Aim of the task
Return all lines of the data in which the string "value" occurs.

Records from a data collection

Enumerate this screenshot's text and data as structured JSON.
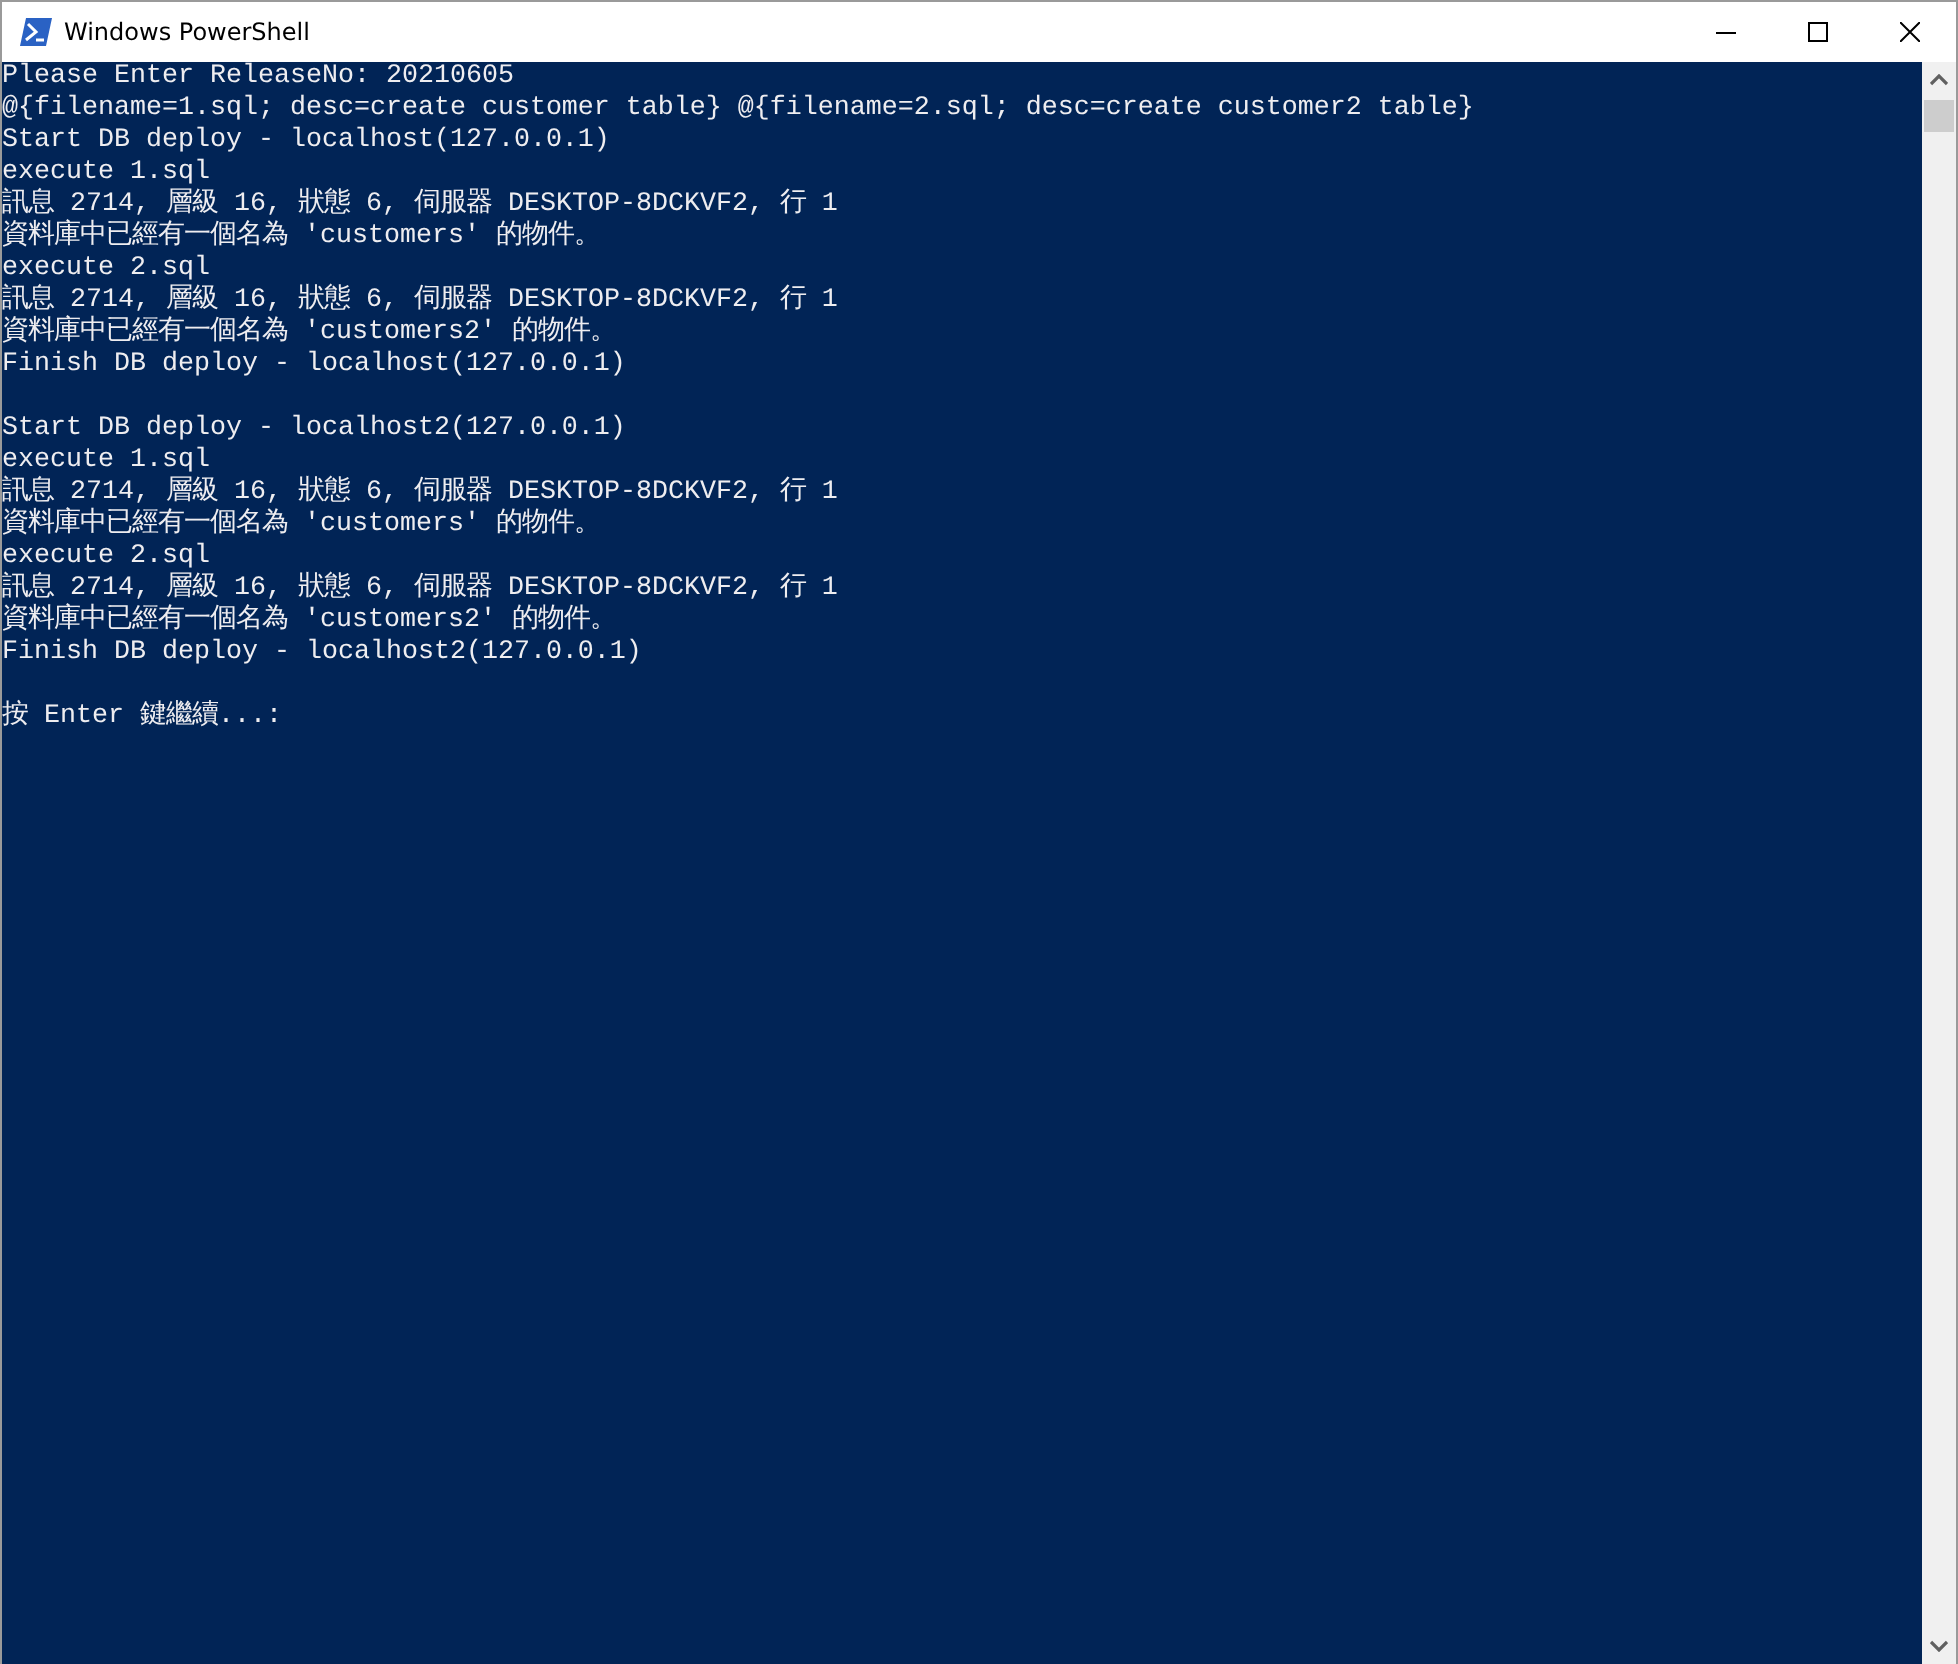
{
  "window": {
    "title": "Windows PowerShell"
  },
  "console": {
    "blocks": [
      [
        "Please Enter ReleaseNo: 20210605",
        "@{filename=1.sql; desc=create customer table} @{filename=2.sql; desc=create customer2 table}",
        "Start DB deploy - localhost(127.0.0.1)",
        "execute 1.sql",
        "訊息 2714, 層級 16, 狀態 6, 伺服器 DESKTOP-8DCKVF2, 行 1",
        "資料庫中已經有一個名為 'customers' 的物件。",
        "execute 2.sql",
        "訊息 2714, 層級 16, 狀態 6, 伺服器 DESKTOP-8DCKVF2, 行 1",
        "資料庫中已經有一個名為 'customers2' 的物件。",
        "Finish DB deploy - localhost(127.0.0.1)"
      ],
      [
        "Start DB deploy - localhost2(127.0.0.1)",
        "execute 1.sql",
        "訊息 2714, 層級 16, 狀態 6, 伺服器 DESKTOP-8DCKVF2, 行 1",
        "資料庫中已經有一個名為 'customers' 的物件。",
        "execute 2.sql",
        "訊息 2714, 層級 16, 狀態 6, 伺服器 DESKTOP-8DCKVF2, 行 1",
        "資料庫中已經有一個名為 'customers2' 的物件。",
        "Finish DB deploy - localhost2(127.0.0.1)"
      ],
      [
        "按 Enter 鍵繼續...:"
      ]
    ]
  }
}
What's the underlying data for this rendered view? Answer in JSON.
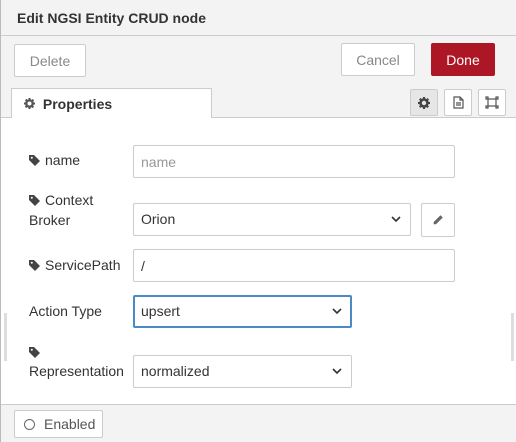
{
  "tray": {
    "title": "Edit NGSI Entity CRUD node"
  },
  "toolbar": {
    "delete_label": "Delete",
    "cancel_label": "Cancel",
    "done_label": "Done"
  },
  "tabs": {
    "properties_label": "Properties",
    "icons": [
      "gear-icon",
      "description-icon",
      "appearance-icon"
    ]
  },
  "form": {
    "name": {
      "label": "name",
      "placeholder": "name",
      "value": ""
    },
    "context_broker": {
      "label_line1": "Context",
      "label_line2": "Broker",
      "value": "Orion"
    },
    "service_path": {
      "label": "ServicePath",
      "value": "/"
    },
    "action_type": {
      "label": "Action Type",
      "value": "upsert"
    },
    "representation": {
      "label": "Representation",
      "value": "normalized"
    }
  },
  "footer": {
    "enabled_label": "Enabled"
  },
  "colors": {
    "done": "#ad1625",
    "focus": "#4a8ac9"
  }
}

Output for this exercise
      "value": ""
      "value": "Orion"
      "value": "/"
      "value": "upsert"
      "value": "normalized"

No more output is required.